Cervélo should’ve made this move back in May or June, giving their brick & mortar retailers something ‘positive’ to think about as they started planning for next year. Why didn’t they do so? Our guess is inventory risk: Cervélo had too much on-hand inventory to shed their online dealer base part-way through the season. Ironically, they needed their online dealers to help them turn their inventory, and they needed their online dealers as a potential outlet to flush year-end inventory in case sales were weak.
(3) The realities of American economic spending. Cervélo is decisively acting to de-emphasize the online sales channel, and to ingratiate themselves to brick and mortar dealers. By doing so, they’re doggie paddling into a macroeconomic high tide: All data shows that the US economy is continuing to suffocate. All data shows that the only silver lining is the powerful year-on-year growth in consumer spending in online retail. It’s probably over-reaching to say that brick and mortar retail is dying. But is it chronically, incurably diseased? Yes, and I’ll say a prayer for anyone staking the life of their business on it.
The guys at Cervélo are smart & crafty, so our conclusion is that this week they’ve taken only one step in a multi-step process. They’re clearing the decks in 2011 to roll out a full-blown consumer-direct online sales program shortly thereafter.
And then the final step (Cervélo isn’t even aware of it yet) will occur when they realize that going it alone in online retail doesn’t work. All great brands make their goods available in all sales channels (brick and mortar, catalog, online) because it gives primacy to consumer choice & convenience. And all great brands make their goods available online in multiple locations. Nike, Oakley, Patagonia, Apple -- you can buy their goods on their respective websites, and you can also buy them on the websites of high-profile online dealers. Why? Because it’s respectful of the customer, and because it’s good for business.

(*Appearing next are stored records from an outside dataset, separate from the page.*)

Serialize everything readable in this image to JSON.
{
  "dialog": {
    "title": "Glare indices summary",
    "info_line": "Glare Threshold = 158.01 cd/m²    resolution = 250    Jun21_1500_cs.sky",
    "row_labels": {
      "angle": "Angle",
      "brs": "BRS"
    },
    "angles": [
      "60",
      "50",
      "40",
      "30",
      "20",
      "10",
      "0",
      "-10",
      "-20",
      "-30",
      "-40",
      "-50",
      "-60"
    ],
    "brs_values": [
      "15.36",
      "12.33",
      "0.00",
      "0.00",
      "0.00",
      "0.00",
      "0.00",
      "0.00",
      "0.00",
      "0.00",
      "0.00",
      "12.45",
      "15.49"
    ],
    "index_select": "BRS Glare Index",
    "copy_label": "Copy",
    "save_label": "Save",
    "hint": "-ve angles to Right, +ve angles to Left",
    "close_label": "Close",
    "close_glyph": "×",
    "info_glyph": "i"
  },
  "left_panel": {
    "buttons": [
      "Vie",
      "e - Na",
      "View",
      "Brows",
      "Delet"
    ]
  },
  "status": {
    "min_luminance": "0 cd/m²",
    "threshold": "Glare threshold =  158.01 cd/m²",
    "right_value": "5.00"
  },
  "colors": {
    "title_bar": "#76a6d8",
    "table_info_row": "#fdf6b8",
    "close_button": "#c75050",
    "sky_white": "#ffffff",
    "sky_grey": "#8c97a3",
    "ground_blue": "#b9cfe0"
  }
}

Expect to see a rocky year of sales for Cervélo in 2011. Then in an effort to remedy it, expect to see Cervélo selling direct to the consumer in 2012. And once that proves to be unmagical, expect to see Cervélo back here at Competitive Cyclist in 2013. It’s a certainty, and out of affection for the brand, for its heads of state, for our shared history together, and for the classy way in which they communicated the news to us about 2011, we’ll welcome them back with open arms.